(Web page and app entries)
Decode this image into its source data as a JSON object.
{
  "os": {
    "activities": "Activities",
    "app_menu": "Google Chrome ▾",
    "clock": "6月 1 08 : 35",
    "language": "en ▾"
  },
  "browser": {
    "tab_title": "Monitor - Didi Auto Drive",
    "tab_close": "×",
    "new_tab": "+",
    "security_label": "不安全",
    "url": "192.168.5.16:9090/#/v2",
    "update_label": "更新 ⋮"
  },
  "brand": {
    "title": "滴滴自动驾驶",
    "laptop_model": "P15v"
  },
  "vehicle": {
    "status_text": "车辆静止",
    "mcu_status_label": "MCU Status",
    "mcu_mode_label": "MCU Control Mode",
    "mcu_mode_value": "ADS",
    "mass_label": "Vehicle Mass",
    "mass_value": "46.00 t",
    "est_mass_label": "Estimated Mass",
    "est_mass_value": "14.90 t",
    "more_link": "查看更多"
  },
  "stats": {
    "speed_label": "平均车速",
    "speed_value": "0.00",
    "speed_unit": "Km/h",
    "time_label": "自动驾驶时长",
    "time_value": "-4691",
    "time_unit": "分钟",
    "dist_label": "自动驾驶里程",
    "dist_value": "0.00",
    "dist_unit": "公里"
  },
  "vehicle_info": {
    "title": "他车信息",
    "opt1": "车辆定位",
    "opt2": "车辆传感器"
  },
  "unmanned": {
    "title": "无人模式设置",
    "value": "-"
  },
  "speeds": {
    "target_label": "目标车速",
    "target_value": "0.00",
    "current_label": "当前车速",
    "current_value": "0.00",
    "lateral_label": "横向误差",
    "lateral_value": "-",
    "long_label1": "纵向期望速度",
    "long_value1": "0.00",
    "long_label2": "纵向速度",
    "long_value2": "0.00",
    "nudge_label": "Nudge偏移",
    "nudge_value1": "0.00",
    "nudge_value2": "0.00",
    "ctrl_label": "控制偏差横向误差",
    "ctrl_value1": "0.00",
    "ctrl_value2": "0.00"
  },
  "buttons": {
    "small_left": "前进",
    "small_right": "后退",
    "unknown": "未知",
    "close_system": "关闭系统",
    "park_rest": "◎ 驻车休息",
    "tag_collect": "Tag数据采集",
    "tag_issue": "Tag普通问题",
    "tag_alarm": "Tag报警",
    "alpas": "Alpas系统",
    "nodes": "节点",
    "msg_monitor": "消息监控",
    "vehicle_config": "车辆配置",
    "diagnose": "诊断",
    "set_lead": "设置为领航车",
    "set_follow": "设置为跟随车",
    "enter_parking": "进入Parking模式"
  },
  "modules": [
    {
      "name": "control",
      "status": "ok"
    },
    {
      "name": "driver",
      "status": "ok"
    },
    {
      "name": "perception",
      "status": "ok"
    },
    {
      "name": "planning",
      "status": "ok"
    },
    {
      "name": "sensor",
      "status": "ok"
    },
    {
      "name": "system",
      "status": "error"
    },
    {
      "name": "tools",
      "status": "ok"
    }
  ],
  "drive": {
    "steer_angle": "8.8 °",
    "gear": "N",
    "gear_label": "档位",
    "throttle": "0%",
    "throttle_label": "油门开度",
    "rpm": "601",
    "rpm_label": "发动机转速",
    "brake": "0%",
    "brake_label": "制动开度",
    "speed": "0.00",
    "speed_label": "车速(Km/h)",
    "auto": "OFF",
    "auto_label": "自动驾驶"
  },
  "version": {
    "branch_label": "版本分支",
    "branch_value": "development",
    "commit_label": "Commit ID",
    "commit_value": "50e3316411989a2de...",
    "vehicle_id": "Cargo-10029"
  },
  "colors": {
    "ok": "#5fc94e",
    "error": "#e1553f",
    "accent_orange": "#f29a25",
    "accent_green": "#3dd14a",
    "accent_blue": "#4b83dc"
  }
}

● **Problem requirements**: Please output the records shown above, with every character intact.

● **Answer for this exercise**:
Decode this image into its source data as a JSON object.
{
  "os": {
    "activities": "Activities",
    "app_menu": "Google Chrome ▾",
    "clock": "6月 1 08 : 35",
    "language": "en ▾"
  },
  "browser": {
    "tab_title": "Monitor - Didi Auto Drive",
    "tab_close": "×",
    "new_tab": "+",
    "security_label": "不安全",
    "url": "192.168.5.16:9090/#/v2",
    "update_label": "更新 ⋮"
  },
  "brand": {
    "title": "滴滴自动驾驶",
    "laptop_model": "P15v"
  },
  "vehicle": {
    "status_text": "车辆静止",
    "mcu_status_label": "MCU Status",
    "mcu_mode_label": "MCU Control Mode",
    "mcu_mode_value": "ADS",
    "mass_label": "Vehicle Mass",
    "mass_value": "46.00 t",
    "est_mass_label": "Estimated Mass",
    "est_mass_value": "14.90 t",
    "more_link": "查看更多"
  },
  "stats": {
    "speed_label": "平均车速",
    "speed_value": "0.00",
    "speed_unit": "Km/h",
    "time_label": "自动驾驶时长",
    "time_value": "-4691",
    "time_unit": "分钟",
    "dist_label": "自动驾驶里程",
    "dist_value": "0.00",
    "dist_unit": "公里"
  },
  "vehicle_info": {
    "title": "他车信息",
    "opt1": "车辆定位",
    "opt2": "车辆传感器"
  },
  "unmanned": {
    "title": "无人模式设置",
    "value": "-"
  },
  "speeds": {
    "target_label": "目标车速",
    "target_value": "0.00",
    "current_label": "当前车速",
    "current_value": "0.00",
    "lateral_label": "横向误差",
    "lateral_value": "-",
    "long_label1": "纵向期望速度",
    "long_value1": "0.00",
    "long_label2": "纵向速度",
    "long_value2": "0.00",
    "nudge_label": "Nudge偏移",
    "nudge_value1": "0.00",
    "nudge_value2": "0.00",
    "ctrl_label": "控制偏差横向误差",
    "ctrl_value1": "0.00",
    "ctrl_value2": "0.00"
  },
  "buttons": {
    "small_left": "前进",
    "small_right": "后退",
    "unknown": "未知",
    "close_system": "关闭系统",
    "park_rest": "◎ 驻车休息",
    "tag_collect": "Tag数据采集",
    "tag_issue": "Tag普通问题",
    "tag_alarm": "Tag报警",
    "alpas": "Alpas系统",
    "nodes": "节点",
    "msg_monitor": "消息监控",
    "vehicle_config": "车辆配置",
    "diagnose": "诊断",
    "set_lead": "设置为领航车",
    "set_follow": "设置为跟随车",
    "enter_parking": "进入Parking模式"
  },
  "modules": [
    {
      "name": "control",
      "status": "ok"
    },
    {
      "name": "driver",
      "status": "ok"
    },
    {
      "name": "perception",
      "status": "ok"
    },
    {
      "name": "planning",
      "status": "ok"
    },
    {
      "name": "sensor",
      "status": "ok"
    },
    {
      "name": "system",
      "status": "error"
    },
    {
      "name": "tools",
      "status": "ok"
    }
  ],
  "drive": {
    "steer_angle": "8.8 °",
    "gear": "N",
    "gear_label": "档位",
    "throttle": "0%",
    "throttle_label": "油门开度",
    "rpm": "601",
    "rpm_label": "发动机转速",
    "brake": "0%",
    "brake_label": "制动开度",
    "speed": "0.00",
    "speed_label": "车速(Km/h)",
    "auto": "OFF",
    "auto_label": "自动驾驶"
  },
  "version": {
    "branch_label": "版本分支",
    "branch_value": "development",
    "commit_label": "Commit ID",
    "commit_value": "50e3316411989a2de...",
    "vehicle_id": "Cargo-10029"
  },
  "colors": {
    "ok": "#5fc94e",
    "error": "#e1553f",
    "accent_orange": "#f29a25",
    "accent_green": "#3dd14a",
    "accent_blue": "#4b83dc"
  }
}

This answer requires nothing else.